§ Problem to work on: Please give the count of lines below that include "preview" and leave out everything else.

§ Material provided:
◆ ◆ ◆

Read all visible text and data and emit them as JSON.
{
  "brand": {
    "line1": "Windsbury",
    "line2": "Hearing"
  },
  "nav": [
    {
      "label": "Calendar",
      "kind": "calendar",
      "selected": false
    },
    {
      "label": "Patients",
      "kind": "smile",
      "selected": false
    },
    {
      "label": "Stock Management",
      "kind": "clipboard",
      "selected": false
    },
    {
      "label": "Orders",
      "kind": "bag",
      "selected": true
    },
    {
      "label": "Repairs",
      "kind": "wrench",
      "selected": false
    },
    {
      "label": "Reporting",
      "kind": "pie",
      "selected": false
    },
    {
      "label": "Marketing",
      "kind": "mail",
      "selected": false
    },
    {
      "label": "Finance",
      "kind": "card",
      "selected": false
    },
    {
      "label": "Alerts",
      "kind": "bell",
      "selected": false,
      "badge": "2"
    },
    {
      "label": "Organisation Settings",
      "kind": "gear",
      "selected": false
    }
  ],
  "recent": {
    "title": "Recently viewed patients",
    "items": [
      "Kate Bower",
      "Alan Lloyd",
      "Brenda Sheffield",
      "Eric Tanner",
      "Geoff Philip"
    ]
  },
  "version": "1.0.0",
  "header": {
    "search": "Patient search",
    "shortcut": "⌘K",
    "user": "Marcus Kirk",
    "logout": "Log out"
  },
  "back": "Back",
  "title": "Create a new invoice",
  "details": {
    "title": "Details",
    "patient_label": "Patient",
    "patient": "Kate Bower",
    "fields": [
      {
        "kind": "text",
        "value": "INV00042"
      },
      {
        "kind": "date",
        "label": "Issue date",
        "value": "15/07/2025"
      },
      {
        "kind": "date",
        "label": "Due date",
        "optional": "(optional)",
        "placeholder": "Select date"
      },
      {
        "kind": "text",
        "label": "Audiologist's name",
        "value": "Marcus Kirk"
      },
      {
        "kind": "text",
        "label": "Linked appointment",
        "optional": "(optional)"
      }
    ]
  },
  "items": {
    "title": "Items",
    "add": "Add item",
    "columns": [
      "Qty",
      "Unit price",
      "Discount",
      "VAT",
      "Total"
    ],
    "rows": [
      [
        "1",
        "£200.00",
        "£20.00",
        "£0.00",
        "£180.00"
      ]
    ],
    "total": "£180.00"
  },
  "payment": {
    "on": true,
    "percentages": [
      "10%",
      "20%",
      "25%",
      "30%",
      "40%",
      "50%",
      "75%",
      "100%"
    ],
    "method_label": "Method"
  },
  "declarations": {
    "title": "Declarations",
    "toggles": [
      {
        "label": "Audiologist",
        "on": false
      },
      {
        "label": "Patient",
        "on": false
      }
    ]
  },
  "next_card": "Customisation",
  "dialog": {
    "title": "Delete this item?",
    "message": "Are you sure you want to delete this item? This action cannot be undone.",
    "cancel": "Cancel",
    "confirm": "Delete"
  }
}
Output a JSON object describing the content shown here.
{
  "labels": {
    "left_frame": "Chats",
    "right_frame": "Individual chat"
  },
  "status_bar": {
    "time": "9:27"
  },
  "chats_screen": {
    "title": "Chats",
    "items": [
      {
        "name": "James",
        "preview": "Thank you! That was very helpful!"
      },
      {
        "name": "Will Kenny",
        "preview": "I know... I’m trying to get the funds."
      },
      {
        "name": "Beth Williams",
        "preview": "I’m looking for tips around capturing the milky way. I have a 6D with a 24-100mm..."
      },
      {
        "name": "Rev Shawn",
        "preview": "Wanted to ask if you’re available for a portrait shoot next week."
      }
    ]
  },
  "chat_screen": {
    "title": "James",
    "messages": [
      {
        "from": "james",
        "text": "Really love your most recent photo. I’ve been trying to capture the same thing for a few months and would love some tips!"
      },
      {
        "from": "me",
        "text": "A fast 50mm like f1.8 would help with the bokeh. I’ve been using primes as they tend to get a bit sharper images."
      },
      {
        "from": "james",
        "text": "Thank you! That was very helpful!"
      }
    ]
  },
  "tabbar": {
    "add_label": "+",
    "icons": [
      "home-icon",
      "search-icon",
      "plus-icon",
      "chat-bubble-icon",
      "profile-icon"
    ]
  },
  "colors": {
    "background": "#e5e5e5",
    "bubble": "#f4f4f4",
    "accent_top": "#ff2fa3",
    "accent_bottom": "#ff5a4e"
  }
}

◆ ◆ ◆

§ Answer below: 4